Georgia governor, state officials provide update on Hurricane Irma
ATLANTA, Ga. -- Georgia Governor Nathan Deal and other state officials provided an update on Hurricane Irma preparations Friday morning in Atlanta.
Deal said that the most recent models have the storm's trajectory moving more westward than originally thought, putting more of the state at risk.
The shift westward has the potential to slow winds, but a greater land mass of the state will be affected, Deal said. He also said that tornadoes could be a concern as a result of the storm.
As of Thursday afternoon, 30 Georgia counties were under a state of emergency and a mandatory evacuation order was in place for some coastal areas of the state. Deal urged all people in those mandatory evacuation areas to take the warnings seriously and head to safer areas.

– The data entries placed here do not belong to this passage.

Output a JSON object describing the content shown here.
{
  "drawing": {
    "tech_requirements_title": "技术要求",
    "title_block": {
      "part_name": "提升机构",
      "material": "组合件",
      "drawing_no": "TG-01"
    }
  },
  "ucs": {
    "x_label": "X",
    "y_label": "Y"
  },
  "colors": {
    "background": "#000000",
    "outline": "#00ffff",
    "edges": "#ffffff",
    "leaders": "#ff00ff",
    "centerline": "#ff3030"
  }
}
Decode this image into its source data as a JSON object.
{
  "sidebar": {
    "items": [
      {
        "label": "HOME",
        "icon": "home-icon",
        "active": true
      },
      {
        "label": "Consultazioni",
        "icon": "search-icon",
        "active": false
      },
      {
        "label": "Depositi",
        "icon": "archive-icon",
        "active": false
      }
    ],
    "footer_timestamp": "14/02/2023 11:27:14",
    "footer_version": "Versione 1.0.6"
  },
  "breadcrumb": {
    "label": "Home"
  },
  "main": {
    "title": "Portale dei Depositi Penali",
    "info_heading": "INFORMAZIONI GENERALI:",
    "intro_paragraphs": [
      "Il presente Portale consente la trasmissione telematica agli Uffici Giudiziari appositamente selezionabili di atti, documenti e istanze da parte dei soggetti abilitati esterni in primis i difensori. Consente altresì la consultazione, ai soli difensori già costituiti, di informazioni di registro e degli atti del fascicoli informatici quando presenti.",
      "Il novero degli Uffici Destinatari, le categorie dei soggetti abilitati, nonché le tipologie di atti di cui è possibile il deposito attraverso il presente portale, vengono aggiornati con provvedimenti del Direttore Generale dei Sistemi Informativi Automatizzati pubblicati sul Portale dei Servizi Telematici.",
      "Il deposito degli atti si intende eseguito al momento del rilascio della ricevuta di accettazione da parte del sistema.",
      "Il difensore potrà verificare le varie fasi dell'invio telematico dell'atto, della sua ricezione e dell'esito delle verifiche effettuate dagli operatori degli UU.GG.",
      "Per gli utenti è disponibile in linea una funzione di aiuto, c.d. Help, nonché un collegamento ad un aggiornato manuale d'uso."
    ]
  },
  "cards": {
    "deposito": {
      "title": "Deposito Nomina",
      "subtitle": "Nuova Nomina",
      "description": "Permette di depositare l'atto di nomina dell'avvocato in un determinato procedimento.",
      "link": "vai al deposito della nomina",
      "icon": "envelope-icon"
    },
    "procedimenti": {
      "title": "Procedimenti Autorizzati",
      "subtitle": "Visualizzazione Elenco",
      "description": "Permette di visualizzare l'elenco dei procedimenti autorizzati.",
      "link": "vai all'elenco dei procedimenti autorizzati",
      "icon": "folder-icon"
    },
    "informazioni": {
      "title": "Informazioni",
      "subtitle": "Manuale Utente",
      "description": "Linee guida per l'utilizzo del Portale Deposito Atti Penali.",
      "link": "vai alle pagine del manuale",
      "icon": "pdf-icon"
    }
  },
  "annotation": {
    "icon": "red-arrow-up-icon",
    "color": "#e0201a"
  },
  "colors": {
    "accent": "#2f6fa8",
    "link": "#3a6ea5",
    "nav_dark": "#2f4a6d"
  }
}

Georgia Emergency Management and Homeland Security Director Homer Bryson said that those who choose not to evacuate from the areas covered by the mandatory evacuation order, should expect to find themselves without power, drinking water and waste water for an extended period of time before emergency crews will be able to reach them.
"If you are in a mandatory evacuation zone, please heed those warnings and evacuate," Bryson said.
Bryson also said that because the tides are not favorable with the timing of the storm, coastal areas can expect to see a storm surge of between four and eight feet.
He said that the goal is to have more than 50 shelters open by Saturday with more than 7,000 beds available to evacuees.
Additionally, Georgia Department of Natural Resources Commissioner Mark Williams said that all Georgia National Parks will be accepting evacuees. He said the department hopes to have capacity for 10,000 individuals by the end of the weekend.
Earlier in the week, the Atlanta Motor Speedway opened its doors to evacuees and the Georgia National Fairgrounds and Agricenter began accepting horses evacuated from the path of the storm.
Gov. Deal asked for prayers for those who may be affected by the storm and asked that everyone in the state demonstrate kindness and concern.
"We are going to get through this," Deal said. "We are resilient state and we have been through similar things before, but sometimes repetition causes us to lose our caution. I would urge everyone to be cautious. This is a dangerous hurricane."
For a map of open Red Cross shelters, click here.